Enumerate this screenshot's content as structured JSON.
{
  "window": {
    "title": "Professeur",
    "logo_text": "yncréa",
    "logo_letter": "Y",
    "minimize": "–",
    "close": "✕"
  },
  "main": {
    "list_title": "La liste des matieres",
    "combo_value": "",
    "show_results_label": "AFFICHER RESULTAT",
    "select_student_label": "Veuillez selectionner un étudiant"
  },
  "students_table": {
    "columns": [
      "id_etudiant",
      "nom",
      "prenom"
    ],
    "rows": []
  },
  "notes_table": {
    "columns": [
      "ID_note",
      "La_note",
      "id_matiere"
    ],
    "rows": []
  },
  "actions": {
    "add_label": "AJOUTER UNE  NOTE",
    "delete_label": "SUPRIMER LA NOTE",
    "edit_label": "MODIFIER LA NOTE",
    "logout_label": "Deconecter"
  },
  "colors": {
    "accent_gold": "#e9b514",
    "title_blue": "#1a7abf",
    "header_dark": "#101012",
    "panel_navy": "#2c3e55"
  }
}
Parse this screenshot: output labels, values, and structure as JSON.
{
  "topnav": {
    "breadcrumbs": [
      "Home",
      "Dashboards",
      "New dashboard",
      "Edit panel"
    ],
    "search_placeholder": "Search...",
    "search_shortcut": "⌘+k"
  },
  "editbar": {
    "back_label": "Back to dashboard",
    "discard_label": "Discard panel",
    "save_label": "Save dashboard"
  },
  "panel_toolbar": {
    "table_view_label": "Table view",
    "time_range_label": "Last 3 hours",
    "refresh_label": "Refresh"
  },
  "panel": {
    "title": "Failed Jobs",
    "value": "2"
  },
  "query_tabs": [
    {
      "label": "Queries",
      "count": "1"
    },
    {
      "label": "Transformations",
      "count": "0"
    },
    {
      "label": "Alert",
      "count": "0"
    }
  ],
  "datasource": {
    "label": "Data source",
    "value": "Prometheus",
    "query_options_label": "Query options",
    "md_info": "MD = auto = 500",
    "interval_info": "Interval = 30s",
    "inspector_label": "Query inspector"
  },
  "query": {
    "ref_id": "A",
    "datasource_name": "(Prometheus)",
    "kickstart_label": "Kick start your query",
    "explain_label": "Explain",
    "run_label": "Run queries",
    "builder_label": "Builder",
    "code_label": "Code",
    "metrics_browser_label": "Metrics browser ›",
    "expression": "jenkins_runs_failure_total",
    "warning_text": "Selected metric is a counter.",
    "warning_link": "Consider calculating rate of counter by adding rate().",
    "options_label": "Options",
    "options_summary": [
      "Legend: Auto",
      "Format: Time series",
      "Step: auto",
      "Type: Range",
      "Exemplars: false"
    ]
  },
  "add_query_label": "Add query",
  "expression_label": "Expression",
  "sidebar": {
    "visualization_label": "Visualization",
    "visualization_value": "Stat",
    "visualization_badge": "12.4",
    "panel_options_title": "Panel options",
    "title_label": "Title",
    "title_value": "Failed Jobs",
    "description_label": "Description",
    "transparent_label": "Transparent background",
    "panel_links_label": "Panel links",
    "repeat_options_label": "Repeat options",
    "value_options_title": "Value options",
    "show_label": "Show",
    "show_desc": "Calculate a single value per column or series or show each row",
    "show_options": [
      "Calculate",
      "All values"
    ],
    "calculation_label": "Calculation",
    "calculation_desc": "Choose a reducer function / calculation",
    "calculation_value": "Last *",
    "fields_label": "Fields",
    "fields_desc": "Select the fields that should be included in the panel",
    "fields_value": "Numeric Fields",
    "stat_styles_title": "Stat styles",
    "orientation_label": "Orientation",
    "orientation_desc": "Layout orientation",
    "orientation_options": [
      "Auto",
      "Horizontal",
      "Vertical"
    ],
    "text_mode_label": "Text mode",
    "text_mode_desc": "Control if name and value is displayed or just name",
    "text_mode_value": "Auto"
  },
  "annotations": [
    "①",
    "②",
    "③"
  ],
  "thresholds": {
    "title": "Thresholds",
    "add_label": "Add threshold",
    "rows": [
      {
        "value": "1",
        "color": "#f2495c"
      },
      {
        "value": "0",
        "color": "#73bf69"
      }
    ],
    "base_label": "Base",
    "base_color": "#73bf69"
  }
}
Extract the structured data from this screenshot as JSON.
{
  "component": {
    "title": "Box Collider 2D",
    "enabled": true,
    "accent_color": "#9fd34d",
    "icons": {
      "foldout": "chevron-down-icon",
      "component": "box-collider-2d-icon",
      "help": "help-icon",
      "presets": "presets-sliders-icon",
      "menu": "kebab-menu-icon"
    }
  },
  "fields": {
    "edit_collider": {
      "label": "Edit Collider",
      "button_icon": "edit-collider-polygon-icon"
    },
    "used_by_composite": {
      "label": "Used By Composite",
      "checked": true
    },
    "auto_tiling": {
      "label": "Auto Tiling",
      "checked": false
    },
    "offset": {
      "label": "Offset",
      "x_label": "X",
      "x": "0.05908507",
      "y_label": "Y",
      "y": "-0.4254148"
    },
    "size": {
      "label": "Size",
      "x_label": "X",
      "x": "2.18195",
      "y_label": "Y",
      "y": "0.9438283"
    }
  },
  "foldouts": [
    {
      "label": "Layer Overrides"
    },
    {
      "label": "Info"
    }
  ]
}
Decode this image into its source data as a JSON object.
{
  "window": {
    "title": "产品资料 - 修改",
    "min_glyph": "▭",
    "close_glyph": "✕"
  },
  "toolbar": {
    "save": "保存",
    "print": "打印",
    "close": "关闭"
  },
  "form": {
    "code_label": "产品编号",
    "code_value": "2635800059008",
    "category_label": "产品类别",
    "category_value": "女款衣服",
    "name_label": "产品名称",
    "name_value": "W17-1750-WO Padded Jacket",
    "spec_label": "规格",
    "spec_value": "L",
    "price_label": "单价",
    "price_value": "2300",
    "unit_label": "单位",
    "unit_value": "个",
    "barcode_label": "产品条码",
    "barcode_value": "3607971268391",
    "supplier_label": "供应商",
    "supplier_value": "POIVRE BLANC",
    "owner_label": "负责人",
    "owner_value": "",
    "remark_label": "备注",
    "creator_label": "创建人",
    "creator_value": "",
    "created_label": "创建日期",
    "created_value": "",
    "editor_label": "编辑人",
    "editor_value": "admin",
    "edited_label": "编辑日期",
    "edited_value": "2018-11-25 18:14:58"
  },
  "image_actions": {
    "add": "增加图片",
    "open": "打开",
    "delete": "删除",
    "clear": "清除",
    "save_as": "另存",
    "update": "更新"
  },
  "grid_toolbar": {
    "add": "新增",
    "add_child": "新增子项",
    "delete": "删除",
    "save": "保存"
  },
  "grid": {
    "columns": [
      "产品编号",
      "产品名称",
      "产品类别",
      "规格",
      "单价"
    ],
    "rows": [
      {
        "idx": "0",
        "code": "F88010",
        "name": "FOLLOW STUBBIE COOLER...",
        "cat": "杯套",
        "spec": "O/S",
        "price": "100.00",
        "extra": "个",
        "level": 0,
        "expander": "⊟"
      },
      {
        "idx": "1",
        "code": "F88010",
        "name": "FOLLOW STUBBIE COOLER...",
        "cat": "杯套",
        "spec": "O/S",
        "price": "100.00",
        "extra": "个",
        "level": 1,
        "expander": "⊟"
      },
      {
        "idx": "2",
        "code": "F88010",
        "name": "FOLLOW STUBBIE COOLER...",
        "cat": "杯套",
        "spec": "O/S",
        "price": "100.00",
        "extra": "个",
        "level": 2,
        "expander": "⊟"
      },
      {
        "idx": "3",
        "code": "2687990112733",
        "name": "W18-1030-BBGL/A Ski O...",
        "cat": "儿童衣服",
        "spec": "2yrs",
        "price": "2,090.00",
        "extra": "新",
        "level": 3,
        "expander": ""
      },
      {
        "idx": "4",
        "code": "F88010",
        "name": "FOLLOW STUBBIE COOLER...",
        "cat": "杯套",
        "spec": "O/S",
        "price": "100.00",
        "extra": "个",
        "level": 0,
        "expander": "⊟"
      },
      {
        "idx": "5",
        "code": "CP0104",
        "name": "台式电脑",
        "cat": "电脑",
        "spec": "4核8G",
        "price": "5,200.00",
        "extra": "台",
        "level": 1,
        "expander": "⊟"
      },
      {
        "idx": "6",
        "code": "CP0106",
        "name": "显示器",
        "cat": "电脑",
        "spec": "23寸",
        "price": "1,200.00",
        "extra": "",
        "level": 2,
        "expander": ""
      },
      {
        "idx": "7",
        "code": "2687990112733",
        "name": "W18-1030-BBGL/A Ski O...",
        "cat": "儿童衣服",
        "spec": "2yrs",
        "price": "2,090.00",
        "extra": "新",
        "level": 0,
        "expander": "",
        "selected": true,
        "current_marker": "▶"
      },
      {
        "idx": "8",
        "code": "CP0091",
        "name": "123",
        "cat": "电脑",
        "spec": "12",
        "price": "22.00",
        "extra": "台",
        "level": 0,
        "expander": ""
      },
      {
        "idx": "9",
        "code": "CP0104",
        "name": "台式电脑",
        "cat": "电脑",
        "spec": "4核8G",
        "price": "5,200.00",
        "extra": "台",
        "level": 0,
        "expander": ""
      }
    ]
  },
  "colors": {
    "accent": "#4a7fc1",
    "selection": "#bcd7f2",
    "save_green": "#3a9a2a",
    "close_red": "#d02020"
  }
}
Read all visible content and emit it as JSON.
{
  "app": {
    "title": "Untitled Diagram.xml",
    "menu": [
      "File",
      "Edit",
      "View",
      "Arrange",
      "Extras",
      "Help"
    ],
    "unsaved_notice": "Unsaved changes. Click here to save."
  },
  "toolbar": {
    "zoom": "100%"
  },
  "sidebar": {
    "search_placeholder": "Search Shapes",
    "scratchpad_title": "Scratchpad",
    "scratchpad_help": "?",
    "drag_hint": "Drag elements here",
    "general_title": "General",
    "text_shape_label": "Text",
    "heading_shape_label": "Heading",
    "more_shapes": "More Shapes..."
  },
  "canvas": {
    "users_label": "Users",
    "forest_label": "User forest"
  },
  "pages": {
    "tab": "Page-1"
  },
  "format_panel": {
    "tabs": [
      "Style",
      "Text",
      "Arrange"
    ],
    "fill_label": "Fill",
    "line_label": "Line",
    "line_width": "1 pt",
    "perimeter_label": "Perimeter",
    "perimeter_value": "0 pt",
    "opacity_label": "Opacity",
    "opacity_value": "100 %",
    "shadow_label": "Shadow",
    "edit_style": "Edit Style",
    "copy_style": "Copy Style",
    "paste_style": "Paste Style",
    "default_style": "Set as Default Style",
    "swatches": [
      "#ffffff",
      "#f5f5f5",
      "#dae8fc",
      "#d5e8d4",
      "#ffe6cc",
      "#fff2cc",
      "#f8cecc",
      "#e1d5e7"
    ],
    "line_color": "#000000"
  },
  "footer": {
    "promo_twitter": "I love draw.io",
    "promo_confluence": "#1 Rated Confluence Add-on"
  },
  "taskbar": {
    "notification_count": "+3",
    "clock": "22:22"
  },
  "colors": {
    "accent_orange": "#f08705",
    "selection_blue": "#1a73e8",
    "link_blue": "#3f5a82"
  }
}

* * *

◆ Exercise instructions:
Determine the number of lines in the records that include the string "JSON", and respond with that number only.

◆ Written reply:
5